Task statement: Would you retype the whole listing exactly, leaving its pictures out?

Entries supplied:
######
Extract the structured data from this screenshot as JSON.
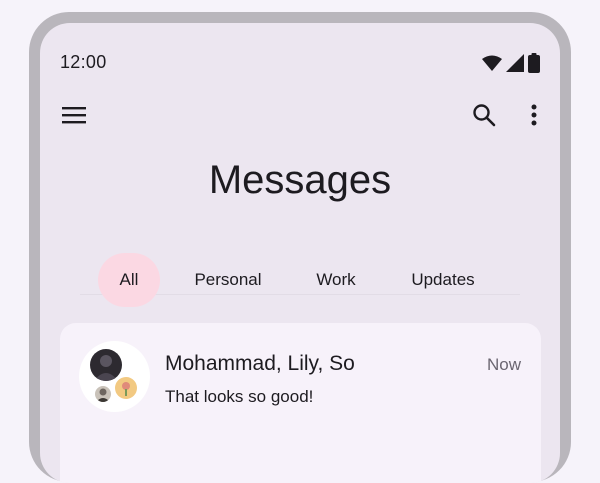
{
  "status_bar": {
    "time": "12:00",
    "icons": [
      "wifi-icon",
      "signal-icon",
      "battery-icon"
    ]
  },
  "top_bar": {
    "icons": [
      "menu-icon",
      "search-icon",
      "more-vert-icon"
    ]
  },
  "page": {
    "title": "Messages"
  },
  "tabs": [
    {
      "label": "All",
      "active": true
    },
    {
      "label": "Personal",
      "active": false
    },
    {
      "label": "Work",
      "active": false
    },
    {
      "label": "Updates",
      "active": false
    }
  ],
  "conversations": [
    {
      "names": "Mohammad, Lily, So",
      "time": "Now",
      "preview": "That looks so good!"
    }
  ],
  "colors": {
    "screen_background": "#ece6f0",
    "frame": "#b9b6bc",
    "active_tab": "#fbd8e3",
    "card": "#f7f2fa",
    "text_primary": "#1d1b20"
  }
}
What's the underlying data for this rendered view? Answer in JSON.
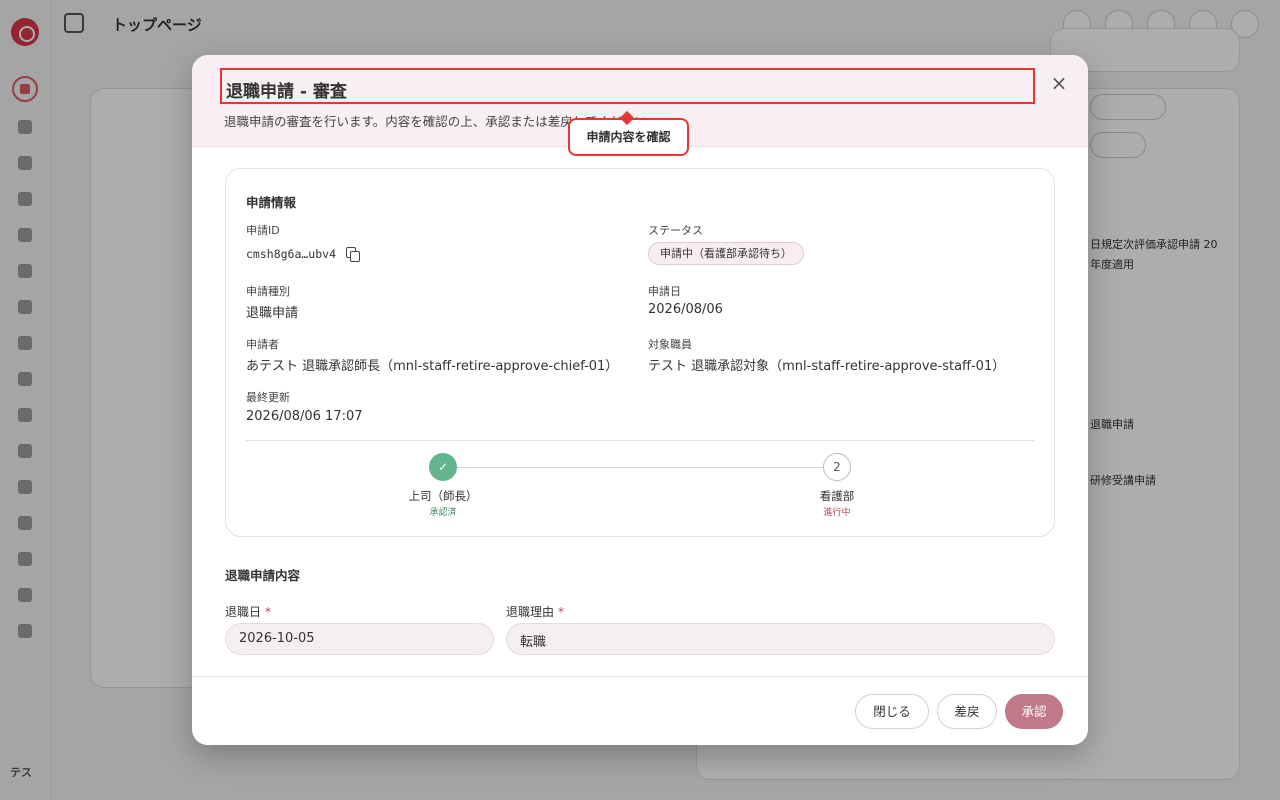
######
Answer area:
Extract the structured data from this screenshot as JSON.
{
  "status_bar": {
    "time": "12:00",
    "icons": [
      "wifi-icon",
      "signal-icon",
      "battery-icon"
    ]
  },
  "top_bar": {
    "icons": [
      "menu-icon",
      "search-icon",
      "more-vert-icon"
    ]
  },
  "page": {
    "title": "Messages"
  },
  "tabs": [
    {
      "label": "All",
      "active": true
    },
    {
      "label": "Personal",
      "active": false
    },
    {
      "label": "Work",
      "active": false
    },
    {
      "label": "Updates",
      "active": false
    }
  ],
  "conversations": [
    {
      "names": "Mohammad, Lily, So",
      "time": "Now",
      "preview": "That looks so good!"
    }
  ],
  "colors": {
    "screen_background": "#ece6f0",
    "frame": "#b9b6bc",
    "active_tab": "#fbd8e3",
    "card": "#f7f2fa",
    "text_primary": "#1d1b20"
  }
}
What's the underlying data for this rendered view? Answer in JSON.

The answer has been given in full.